Maybe the reason is that the guy in question is Andrew Lincoln and the girl is Keira Knightly. I actually laughed aloud in the cinema at that scene but not because I thought it was funny; I thought it was so absurd that it pushed the boundaries of credibility to the limit.
“Yes Keira – I think you’re perfect and I will love you forever. But I won’t interfere with your marriage and enough is enough. Oh – and thanks for the massive snog!!”
The scene is utterly ridiculous and covered in gallons and gallons of syrup.
I would never voluntarily go to a cinema to watch a romcom. That said, I have suffered the ignominy of being present at a screening of a vomit inducing sugary mess.

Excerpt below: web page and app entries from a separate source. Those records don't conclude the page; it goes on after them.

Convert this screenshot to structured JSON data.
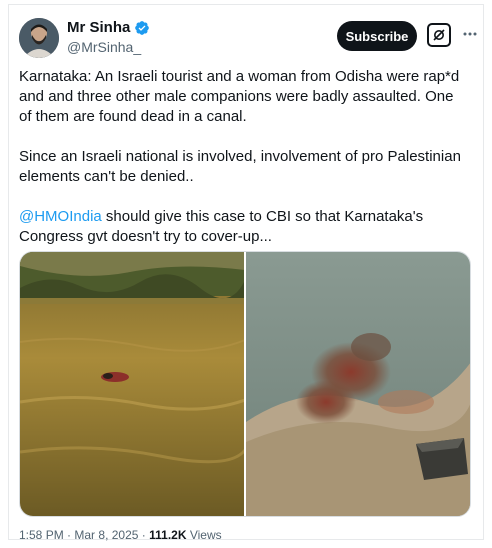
{
  "author": {
    "display_name": "Mr Sinha",
    "handle": "@MrSinha_",
    "verified": true
  },
  "actions": {
    "subscribe_label": "Subscribe",
    "grok_icon": "grok-icon",
    "more_icon": "more-dots-icon"
  },
  "tweet": {
    "paragraph1": "Karnataka: An Israeli tourist and a woman from Odisha were rap*d and and three other male companions were badly assaulted. One of them are found dead in a canal.",
    "paragraph2": "Since an Israeli national is involved, involvement of pro Palestinian elements can't be denied..",
    "mention": "@HMOIndia",
    "paragraph3_rest": " should give this case to CBI so that Karnataka's Congress gvt doesn't try to cover-up..."
  },
  "media": [
    {
      "name": "canal-water-photo"
    },
    {
      "name": "canal-bank-blurred-photo"
    }
  ],
  "meta": {
    "time": "1:58 PM",
    "date": "Mar 8, 2025",
    "separator": "·",
    "views_count": "111.2K",
    "views_label": "Views"
  },
  "colors": {
    "text": "#0f1419",
    "secondary": "#536471",
    "link": "#1d9bf0",
    "verified": "#1d9bf0"
  }
}
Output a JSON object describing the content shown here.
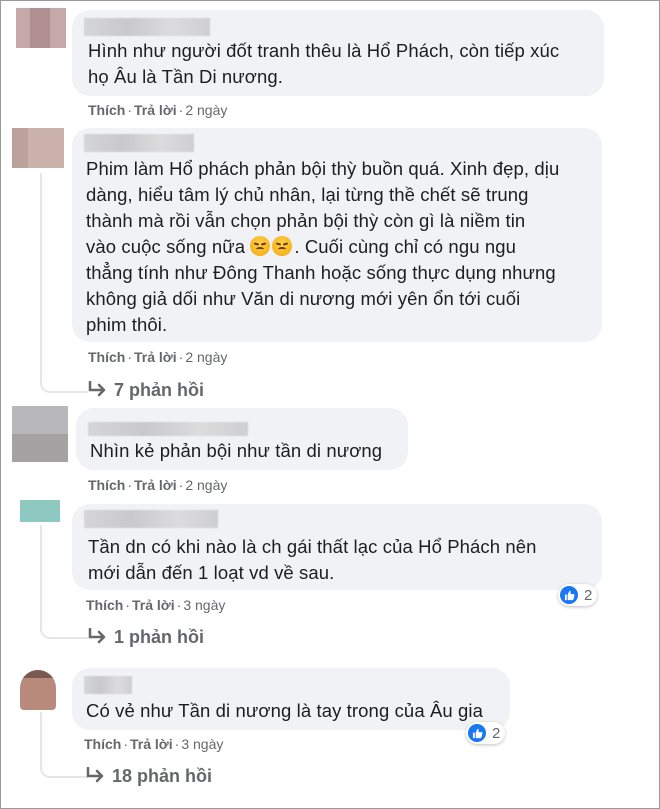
{
  "comments": [
    {
      "text": "Hình như người đốt tranh thêu là Hổ Phách, còn tiếp xúc\nhọ Âu là Tần Di nương.",
      "like": "Thích",
      "reply": "Trả lời",
      "time": "2 ngày"
    },
    {
      "text_before_emoji": "Phim làm Hổ phách phản bội thỳ buồn quá. Xinh đẹp, dịu\ndàng, hiểu tâm lý chủ nhân, lại từng thề chết sẽ trung\nthành mà rồi vẫn chọn phản bội thỳ còn gì là niềm tin\nvào cuộc sống nữa ",
      "text_after_emoji": ". Cuối cùng chỉ có ngu ngu\nthẳng tính như Đông Thanh hoặc sống thực dụng nhưng\nkhông giả dối như Văn di nương mới yên ổn tới cuối\nphim thôi.",
      "emojis": [
        "weary-face",
        "weary-face"
      ],
      "like": "Thích",
      "reply": "Trả lời",
      "time": "2 ngày",
      "replies": "7 phản hồi"
    },
    {
      "text": "Nhìn kẻ phản bội như tần di nương",
      "like": "Thích",
      "reply": "Trả lời",
      "time": "2 ngày"
    },
    {
      "text": "Tần dn có khi nào là ch gái thất lạc của Hổ Phách nên\nmới dẫn đến 1 loạt vd về sau.",
      "like": "Thích",
      "reply": "Trả lời",
      "time": "3 ngày",
      "reaction_count": "2",
      "reaction_icon": "like-icon",
      "replies": "1 phản hồi"
    },
    {
      "text": "Có vẻ như Tần di nương là tay trong của Âu gia",
      "like": "Thích",
      "reply": "Trả lời",
      "time": "3 ngày",
      "reaction_count": "2",
      "reaction_icon": "like-icon",
      "replies": "18 phản hồi"
    }
  ],
  "colors": {
    "bubble": "#f0f2f5",
    "meta": "#65676b",
    "text": "#1c1e21",
    "like_blue": "#1877f2"
  }
}
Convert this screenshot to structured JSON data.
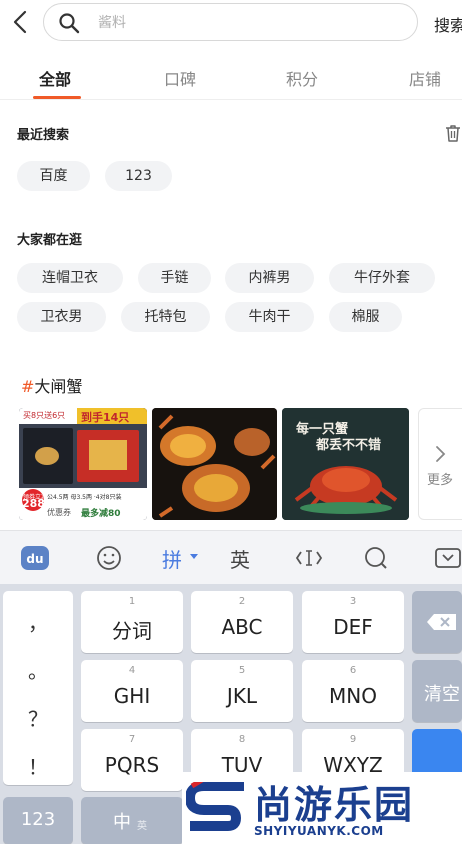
{
  "search": {
    "placeholder": "酱料",
    "button": "搜索"
  },
  "tabs": [
    "全部",
    "口碑",
    "积分",
    "店铺"
  ],
  "recent": {
    "title": "最近搜索",
    "items": [
      "百度",
      "123"
    ]
  },
  "popular": {
    "title": "大家都在逛",
    "items": [
      "连帽卫衣",
      "手链",
      "内裤男",
      "牛仔外套",
      "卫衣男",
      "托特包",
      "牛肉干",
      "棉服"
    ]
  },
  "topic": {
    "hash": "#",
    "name": "大闸蟹"
  },
  "thumbs": [
    {
      "promo_left": "买8只送6只",
      "promo_right": "到手14只",
      "coupon_hint": "领券立减",
      "price": "288",
      "detail": "公4.5两 母3.5两 ·4对8只装",
      "coupon_text": "优惠券",
      "coupon_value": "最多减80"
    },
    {},
    {
      "title_line1": "每一只蟹",
      "title_line2": "都丢不不错"
    }
  ],
  "more_label": "更多",
  "keyboard": {
    "toolbar": {
      "pinyin": "拼",
      "english": "英"
    },
    "punct": [
      "，",
      "。",
      "？",
      "！"
    ],
    "keys": [
      {
        "num": "1",
        "label": "分词"
      },
      {
        "num": "2",
        "label": "ABC"
      },
      {
        "num": "3",
        "label": "DEF"
      },
      {
        "num": "4",
        "label": "GHI"
      },
      {
        "num": "5",
        "label": "JKL"
      },
      {
        "num": "6",
        "label": "MNO"
      },
      {
        "num": "7",
        "label": "PQRS"
      },
      {
        "num": "8",
        "label": "TUV"
      },
      {
        "num": "9",
        "label": "WXYZ"
      }
    ],
    "clear": "清空",
    "num_switch": "123",
    "lang_main": "中",
    "lang_sub": "英"
  },
  "watermark": {
    "cn": "尚游乐园",
    "en": "SHYIYUANYK.COM"
  }
}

I sat there with Mrs PM like an hopeless wretch, watching a movie that made my brain slowly shut down.
I didn’t plan it that way. Mrs PM and I went to the cinema to see a film we both wanted to see. Alas, fate conspired against me and that particular film was sold out. I can’t remember what the film was because I have tried to cast the memory of those hours from my mind.

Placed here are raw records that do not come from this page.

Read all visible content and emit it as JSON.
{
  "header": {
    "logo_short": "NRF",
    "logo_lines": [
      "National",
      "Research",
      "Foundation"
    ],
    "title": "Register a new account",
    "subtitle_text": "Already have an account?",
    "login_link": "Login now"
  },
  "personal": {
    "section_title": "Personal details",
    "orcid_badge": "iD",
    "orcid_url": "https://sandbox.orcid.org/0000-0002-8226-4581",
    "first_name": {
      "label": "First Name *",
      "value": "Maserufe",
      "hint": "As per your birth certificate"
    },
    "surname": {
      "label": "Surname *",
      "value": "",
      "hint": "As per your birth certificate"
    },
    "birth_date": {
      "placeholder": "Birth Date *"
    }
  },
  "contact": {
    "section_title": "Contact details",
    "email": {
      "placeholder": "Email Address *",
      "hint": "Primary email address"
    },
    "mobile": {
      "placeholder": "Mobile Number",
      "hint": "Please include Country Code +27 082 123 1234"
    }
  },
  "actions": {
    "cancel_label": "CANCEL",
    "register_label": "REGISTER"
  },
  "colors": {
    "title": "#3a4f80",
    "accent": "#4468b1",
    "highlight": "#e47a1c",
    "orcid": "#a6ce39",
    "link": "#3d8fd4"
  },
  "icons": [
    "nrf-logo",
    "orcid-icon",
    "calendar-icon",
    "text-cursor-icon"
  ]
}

“What about Serendipity?” said Mrs PM.
“What’s that about?” I asked.
“I don’t know but I think its something to do with fate and destiny. John Cusack’s in it. And Kate Beckinsale.”
My male side took over. I have a soft spot for Kate Beckinsale and I know that Mrs PM likes John Cusack.
“OK,” I said. “We’ll give it a go.”
Those words came back to haunt me. I endured the most humourless romantic load of tripe I had ever been subjected to. The plot was totally unbelievable. I didn’t laugh once (apart from maybe maniacally at the absurdity of the storyline).
I wasted my money and a couple of hours of my life.
As I left the cinema, I walked up to the box office and said “Has anybody found a will to live? I’ve just lost mine.”
As far as I am concerned, romance is fine in a movie. Comedy can be brilliant.
Problems arise when the two genres are combined.
A bit of romance in a comedy film is acceptable but when the romance takes over the movie becomes rubbish. Take A Fish Called Wanda – that is a wonderfully funny film with a hint of romance but the emphasis is definitely on the comedy.
It works and it works marvellously.
Pretty Woman, Four Weddings and a Funeral, Serendipity and Love, Actually are pathetic films, immersed and saturated in gratuitous glucose and about as funny as kick up the arse.
Before you call me a cold-hearted heathen, I actually rate some pure romance films as the best I have seen – films like Casablanca, Brief Encounter, It’s A Wonderful Life and even dodgier films like Ghost and Titanic.
It seems like somebody thought When Harry Met Sally was a success so we should flood the market with films that follow the same formula/
I’m sure quite a few people will disagree with me and, as usual, I am willing to change my stance slightly if you can persuade me, dear reader.
Over to you, dear reader.
Do you think romcoms are rubbish? If not – why not?